Because of this skill, domesticated pigeons were used to carry messages as messenger pigeons. They are usually referred to as "pigeon post" if used in post service, or "war pigeon" during wars. Until the introduction of telephones, homing pigeons were used commercially to deliver communication.

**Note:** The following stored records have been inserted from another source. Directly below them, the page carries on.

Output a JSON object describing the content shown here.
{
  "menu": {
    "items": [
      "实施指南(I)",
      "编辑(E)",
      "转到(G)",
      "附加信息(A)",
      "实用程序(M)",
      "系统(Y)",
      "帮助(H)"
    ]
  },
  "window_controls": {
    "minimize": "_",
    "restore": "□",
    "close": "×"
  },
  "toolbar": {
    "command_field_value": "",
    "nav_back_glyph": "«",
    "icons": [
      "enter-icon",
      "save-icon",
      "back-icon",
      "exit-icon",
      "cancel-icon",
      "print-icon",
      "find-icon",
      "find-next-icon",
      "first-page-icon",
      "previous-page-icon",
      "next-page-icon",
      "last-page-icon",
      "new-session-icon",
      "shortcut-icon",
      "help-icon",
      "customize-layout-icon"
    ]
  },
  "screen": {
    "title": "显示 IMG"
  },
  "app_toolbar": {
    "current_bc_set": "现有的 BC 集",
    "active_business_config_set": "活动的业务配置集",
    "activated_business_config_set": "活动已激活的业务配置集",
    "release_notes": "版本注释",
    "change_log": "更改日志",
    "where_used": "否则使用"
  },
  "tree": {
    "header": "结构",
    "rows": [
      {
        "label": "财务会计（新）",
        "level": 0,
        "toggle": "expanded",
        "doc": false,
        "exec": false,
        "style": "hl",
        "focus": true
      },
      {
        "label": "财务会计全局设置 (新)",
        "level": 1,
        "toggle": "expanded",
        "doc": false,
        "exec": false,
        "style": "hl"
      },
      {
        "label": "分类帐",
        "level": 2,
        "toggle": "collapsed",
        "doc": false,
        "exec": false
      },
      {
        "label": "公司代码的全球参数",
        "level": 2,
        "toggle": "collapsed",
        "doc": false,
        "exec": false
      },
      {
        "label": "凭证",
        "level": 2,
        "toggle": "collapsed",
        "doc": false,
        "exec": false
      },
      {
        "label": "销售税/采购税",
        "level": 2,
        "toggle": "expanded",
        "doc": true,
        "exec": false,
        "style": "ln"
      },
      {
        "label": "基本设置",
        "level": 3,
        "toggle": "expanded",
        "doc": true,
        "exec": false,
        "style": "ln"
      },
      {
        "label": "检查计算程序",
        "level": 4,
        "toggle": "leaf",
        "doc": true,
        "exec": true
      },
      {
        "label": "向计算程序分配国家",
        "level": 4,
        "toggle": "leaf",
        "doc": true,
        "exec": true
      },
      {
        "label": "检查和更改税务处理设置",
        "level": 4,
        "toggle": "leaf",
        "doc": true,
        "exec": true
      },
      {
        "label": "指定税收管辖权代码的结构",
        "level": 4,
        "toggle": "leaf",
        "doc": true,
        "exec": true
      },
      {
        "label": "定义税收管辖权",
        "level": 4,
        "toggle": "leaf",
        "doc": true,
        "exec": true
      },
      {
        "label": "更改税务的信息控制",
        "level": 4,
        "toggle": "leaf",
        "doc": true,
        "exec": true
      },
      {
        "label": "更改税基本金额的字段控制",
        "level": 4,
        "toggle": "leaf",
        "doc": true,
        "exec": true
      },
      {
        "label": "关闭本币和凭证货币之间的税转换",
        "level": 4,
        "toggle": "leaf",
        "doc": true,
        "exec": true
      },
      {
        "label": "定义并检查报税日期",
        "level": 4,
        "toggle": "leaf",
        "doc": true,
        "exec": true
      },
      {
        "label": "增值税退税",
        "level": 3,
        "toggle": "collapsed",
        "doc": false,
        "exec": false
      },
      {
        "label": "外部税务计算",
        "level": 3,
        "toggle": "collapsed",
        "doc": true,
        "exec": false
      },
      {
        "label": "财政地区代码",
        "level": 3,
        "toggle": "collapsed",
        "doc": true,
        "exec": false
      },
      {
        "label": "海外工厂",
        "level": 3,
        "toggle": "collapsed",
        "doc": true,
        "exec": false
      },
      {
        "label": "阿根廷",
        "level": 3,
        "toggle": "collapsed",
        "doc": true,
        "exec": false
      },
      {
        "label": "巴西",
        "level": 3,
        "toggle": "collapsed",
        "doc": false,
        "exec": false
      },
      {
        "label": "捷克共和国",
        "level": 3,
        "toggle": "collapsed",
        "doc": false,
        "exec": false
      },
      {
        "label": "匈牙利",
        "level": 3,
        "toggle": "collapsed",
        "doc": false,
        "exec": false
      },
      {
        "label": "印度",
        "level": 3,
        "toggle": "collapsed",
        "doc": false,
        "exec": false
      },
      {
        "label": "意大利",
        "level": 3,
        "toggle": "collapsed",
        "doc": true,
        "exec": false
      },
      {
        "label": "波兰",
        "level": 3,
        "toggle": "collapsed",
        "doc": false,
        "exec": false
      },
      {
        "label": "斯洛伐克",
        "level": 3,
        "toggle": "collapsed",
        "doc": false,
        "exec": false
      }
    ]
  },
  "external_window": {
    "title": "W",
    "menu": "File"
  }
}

Messenger pigeons are often incorrectly categorized as English Carrier pigeons, an ancient breed of fancy pigeons. They were used historically to send messages but lost the homing instinct long ago. Modern-day homing pigeons (homers) or racing pigeons (racing homers) do have "Carrier blood" in them because they are in part descendants of the old-style Carriers. This is one reason why they are still commonly but erroneously called "carrier pigeons".